could also be formed at Fredericksburg. As to the quantity of provisions at each point you must judge; but noen ought to be allowed to fall into the hands of the enemy, and to prevent which, when necessary, they must be destroyed. I presume General Johnston has informed you of his plans, and you will be able to regulate the amount of supplies by the number of troops, time, &c., he may expect to occupy that line..
I am, &c.,.
R. E. LEE,.
HEADQUARTERS AQUIA DISTRICT,.
Fredericksburg, March 15, 1862.
Your letter is received. There is already in depot at Fredericksburg a large supply of commissary and quartermaster stores, and I will give direction for all that remains in the Northern Neck to be forwarded with the utmost dispatch, though I am almost certain that it will be unnecessary, as there is littl doubt that the status of this part of Virginia will be fixed long before the present supply is consumed.
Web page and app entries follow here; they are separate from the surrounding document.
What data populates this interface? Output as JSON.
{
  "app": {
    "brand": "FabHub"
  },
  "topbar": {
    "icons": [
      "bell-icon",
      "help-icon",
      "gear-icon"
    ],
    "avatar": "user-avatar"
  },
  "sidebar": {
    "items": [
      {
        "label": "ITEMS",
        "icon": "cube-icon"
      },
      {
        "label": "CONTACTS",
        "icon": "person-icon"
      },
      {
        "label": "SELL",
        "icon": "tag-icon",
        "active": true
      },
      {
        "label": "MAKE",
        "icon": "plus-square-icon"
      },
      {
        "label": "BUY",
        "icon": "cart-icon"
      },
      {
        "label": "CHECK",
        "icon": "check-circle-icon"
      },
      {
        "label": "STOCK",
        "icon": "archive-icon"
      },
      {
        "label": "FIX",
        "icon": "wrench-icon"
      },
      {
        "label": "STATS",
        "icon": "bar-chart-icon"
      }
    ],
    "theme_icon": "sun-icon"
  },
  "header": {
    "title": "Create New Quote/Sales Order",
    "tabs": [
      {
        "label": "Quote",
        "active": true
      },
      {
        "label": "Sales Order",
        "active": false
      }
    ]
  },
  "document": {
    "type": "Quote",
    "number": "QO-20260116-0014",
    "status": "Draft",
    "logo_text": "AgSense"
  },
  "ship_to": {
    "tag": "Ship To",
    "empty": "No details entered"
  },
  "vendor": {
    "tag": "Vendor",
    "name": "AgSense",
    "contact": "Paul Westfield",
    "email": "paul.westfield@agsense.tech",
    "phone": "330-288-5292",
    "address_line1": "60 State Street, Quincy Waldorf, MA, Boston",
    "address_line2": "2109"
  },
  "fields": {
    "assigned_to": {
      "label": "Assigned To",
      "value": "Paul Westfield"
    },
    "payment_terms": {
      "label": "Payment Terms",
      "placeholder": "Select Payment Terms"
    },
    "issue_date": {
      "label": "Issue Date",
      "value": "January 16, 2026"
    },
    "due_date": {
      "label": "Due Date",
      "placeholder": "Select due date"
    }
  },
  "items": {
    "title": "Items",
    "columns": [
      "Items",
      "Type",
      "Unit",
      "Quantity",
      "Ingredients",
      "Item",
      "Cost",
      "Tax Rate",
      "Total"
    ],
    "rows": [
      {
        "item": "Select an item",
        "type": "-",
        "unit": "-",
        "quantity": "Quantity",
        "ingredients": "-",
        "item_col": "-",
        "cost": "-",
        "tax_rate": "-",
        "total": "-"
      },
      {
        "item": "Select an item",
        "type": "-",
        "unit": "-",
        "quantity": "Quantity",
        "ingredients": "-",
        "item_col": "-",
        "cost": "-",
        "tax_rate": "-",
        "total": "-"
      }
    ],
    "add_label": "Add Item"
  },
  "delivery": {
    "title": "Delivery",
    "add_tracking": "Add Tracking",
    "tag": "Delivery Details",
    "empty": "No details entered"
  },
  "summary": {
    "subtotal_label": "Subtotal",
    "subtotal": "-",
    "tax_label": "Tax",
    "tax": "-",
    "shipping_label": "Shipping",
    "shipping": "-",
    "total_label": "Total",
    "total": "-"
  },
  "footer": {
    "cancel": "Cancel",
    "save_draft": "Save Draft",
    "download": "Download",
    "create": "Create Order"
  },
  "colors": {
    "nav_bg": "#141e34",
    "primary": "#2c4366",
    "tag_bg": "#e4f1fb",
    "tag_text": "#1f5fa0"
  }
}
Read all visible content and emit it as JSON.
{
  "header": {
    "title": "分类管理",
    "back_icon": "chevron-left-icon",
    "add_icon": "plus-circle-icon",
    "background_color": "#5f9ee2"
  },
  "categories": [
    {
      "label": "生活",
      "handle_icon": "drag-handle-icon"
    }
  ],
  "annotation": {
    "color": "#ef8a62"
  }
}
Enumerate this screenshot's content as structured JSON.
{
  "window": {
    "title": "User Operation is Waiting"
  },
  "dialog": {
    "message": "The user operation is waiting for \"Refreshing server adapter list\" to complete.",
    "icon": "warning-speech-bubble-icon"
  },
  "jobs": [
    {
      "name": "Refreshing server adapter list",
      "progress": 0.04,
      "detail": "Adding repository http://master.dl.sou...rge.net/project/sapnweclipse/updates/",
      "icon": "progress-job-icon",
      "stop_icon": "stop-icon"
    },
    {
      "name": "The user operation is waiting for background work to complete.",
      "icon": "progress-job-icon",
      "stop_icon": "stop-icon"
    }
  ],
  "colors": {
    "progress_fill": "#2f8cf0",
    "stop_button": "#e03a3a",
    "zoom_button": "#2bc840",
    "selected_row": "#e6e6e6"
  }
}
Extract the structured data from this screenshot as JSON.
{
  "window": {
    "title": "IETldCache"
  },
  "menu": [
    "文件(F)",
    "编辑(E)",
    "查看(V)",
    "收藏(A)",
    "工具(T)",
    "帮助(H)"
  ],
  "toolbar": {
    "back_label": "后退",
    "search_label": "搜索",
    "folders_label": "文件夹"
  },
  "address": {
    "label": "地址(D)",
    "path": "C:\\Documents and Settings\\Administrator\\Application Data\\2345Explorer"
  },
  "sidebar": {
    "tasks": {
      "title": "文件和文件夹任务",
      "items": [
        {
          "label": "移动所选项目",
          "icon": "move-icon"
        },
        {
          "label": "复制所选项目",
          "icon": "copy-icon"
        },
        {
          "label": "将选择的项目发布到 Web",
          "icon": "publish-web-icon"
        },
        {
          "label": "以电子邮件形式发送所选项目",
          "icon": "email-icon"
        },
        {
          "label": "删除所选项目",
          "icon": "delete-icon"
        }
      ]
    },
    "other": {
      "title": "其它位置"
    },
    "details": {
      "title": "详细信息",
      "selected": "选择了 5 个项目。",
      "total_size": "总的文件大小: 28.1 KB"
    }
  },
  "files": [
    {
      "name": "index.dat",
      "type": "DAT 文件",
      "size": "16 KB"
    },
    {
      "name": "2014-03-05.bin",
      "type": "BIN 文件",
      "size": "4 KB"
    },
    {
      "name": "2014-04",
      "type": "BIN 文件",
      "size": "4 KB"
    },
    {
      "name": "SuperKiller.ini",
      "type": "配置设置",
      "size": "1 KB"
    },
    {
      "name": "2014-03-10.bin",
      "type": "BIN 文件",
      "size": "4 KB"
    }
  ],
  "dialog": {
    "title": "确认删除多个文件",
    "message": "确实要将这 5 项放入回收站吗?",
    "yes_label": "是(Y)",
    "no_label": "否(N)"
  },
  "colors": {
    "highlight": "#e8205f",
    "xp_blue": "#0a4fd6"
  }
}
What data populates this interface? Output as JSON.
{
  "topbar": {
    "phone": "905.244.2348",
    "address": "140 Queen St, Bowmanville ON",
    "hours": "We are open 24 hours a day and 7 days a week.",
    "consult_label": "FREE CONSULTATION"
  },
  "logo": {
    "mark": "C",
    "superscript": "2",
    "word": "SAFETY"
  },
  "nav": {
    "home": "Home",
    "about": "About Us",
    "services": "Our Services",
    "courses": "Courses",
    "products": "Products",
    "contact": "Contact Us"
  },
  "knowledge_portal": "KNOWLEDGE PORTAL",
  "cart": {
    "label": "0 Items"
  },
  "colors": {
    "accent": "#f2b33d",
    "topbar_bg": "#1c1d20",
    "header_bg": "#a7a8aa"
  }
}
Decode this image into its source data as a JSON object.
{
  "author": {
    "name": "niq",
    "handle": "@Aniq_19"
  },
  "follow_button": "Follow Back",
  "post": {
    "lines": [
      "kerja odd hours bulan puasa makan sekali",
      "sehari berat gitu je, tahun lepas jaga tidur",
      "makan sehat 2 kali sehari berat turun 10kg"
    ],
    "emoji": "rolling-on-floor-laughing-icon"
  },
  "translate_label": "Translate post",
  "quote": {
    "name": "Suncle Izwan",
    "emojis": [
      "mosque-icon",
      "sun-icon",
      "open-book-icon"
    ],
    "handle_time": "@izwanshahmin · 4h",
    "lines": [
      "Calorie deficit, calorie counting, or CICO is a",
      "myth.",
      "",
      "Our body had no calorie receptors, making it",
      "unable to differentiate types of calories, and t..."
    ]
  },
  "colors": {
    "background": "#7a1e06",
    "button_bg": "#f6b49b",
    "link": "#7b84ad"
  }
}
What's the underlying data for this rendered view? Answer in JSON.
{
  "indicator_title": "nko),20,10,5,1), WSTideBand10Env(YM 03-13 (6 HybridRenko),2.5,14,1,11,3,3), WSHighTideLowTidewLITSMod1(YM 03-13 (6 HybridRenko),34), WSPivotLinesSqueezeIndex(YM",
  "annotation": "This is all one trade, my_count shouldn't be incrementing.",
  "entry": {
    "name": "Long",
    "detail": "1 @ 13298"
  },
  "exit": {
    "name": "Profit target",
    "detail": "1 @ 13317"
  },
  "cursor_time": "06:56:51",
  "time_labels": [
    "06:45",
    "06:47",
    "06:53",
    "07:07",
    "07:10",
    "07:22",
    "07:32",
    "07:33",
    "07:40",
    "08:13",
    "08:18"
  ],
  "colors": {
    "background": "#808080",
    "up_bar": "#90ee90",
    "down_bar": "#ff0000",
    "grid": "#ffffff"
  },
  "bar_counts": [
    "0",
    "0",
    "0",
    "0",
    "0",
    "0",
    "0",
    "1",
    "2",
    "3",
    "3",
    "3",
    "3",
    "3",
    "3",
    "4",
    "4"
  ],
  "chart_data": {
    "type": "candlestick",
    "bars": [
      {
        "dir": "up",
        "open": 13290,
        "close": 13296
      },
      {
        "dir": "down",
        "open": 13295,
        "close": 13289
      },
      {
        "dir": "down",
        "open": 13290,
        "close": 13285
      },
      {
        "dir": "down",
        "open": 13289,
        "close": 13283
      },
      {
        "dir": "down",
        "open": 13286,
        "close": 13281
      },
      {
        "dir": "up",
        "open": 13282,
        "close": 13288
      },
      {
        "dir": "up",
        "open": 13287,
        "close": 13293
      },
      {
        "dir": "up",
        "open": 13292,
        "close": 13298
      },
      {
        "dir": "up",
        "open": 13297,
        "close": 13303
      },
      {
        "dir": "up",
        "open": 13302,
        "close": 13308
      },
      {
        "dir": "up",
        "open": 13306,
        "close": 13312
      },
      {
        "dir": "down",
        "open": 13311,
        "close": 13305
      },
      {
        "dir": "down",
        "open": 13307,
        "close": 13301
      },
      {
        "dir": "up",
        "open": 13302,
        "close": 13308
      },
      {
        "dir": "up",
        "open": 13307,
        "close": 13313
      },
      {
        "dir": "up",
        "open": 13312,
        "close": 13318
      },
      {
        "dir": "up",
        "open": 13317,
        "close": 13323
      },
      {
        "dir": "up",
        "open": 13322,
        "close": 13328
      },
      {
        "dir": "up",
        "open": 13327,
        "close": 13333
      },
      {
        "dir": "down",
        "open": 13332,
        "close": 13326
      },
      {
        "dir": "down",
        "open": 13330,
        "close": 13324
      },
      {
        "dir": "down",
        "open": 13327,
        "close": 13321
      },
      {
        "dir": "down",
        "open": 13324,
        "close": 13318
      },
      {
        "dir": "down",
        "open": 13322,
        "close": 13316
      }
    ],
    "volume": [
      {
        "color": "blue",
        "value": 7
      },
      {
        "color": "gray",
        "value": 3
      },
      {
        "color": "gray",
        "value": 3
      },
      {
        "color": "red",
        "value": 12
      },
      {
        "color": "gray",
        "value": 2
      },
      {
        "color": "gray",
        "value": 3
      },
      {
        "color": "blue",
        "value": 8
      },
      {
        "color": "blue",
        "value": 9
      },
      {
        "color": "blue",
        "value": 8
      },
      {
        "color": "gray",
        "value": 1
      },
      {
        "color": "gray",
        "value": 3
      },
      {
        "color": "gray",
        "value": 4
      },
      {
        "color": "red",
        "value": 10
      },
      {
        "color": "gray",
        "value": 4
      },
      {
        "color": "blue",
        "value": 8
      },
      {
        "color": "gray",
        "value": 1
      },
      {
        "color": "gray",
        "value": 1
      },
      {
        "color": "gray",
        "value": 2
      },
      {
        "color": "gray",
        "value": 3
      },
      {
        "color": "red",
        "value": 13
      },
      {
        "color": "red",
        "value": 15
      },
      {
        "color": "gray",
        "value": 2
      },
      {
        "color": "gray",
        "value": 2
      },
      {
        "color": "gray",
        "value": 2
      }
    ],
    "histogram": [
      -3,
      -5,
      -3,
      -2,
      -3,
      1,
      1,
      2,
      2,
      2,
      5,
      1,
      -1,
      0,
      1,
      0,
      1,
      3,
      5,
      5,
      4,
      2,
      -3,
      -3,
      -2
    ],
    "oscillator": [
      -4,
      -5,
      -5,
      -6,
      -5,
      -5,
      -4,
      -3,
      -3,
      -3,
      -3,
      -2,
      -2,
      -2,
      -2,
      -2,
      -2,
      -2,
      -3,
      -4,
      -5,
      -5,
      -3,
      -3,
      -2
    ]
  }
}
There appears to be no doubt that Hooker's division has crossed the river at Evansport, and that a column of 5,000 or 6,000 men have reached Brentsville from the direction of Manassas. Dumfries is also occupied in force, whether from Evansport or via the Occoquan, I can't say. All of which seems to indicate a concentration by the enemy for an attack on Fredericksburg; and I am clearly of opinion that they should be met and given battle before they reach this city. I have directed Colonel Maloney to concentrate his forces for the defense of Fort Lowry, and I have also caused a battery of four guns to be placed on the Rappahannock 4 miles below here..
I am, general, very respectfully,.
TH. H. HOLMES,.
MARCH F16, 1862.
I open my letter to communicate information obtained last night. Lieutenant-Colonel Lee, who has charge of my cavalry picket of observation, reports that the enemy landed a part of their force below the Chopawamsic and marched up that creek to the point where the Telegraph road crosses it. This indicates a concentration of their forces before marking on Fredericksburg, and if they are not met before reaching here the fate of the town and depot is selaed, for they cannot be held an hour after the enemy have taken possession of the heights which command them on the opposite bank of the river..
General Johnston was yesterday at the Rappahannock Station, more than 40 miles from here. I know nothing of his plans, and have received no instructions for my guidance. I sent him an express last night with a letter from myself and one from General Whiting, urging the necessity of a concentration of our forces here to enable us to give battle before the enemy reaches here. If this town is abandoned you may expect an utter demoralization of the people, which I greatly fear will be reflected on the troops. These at present are in high state of discipline and are most anxious to meet the enemy, but they are not veterans and cannot be relied on in a retreat. The object of the enemy.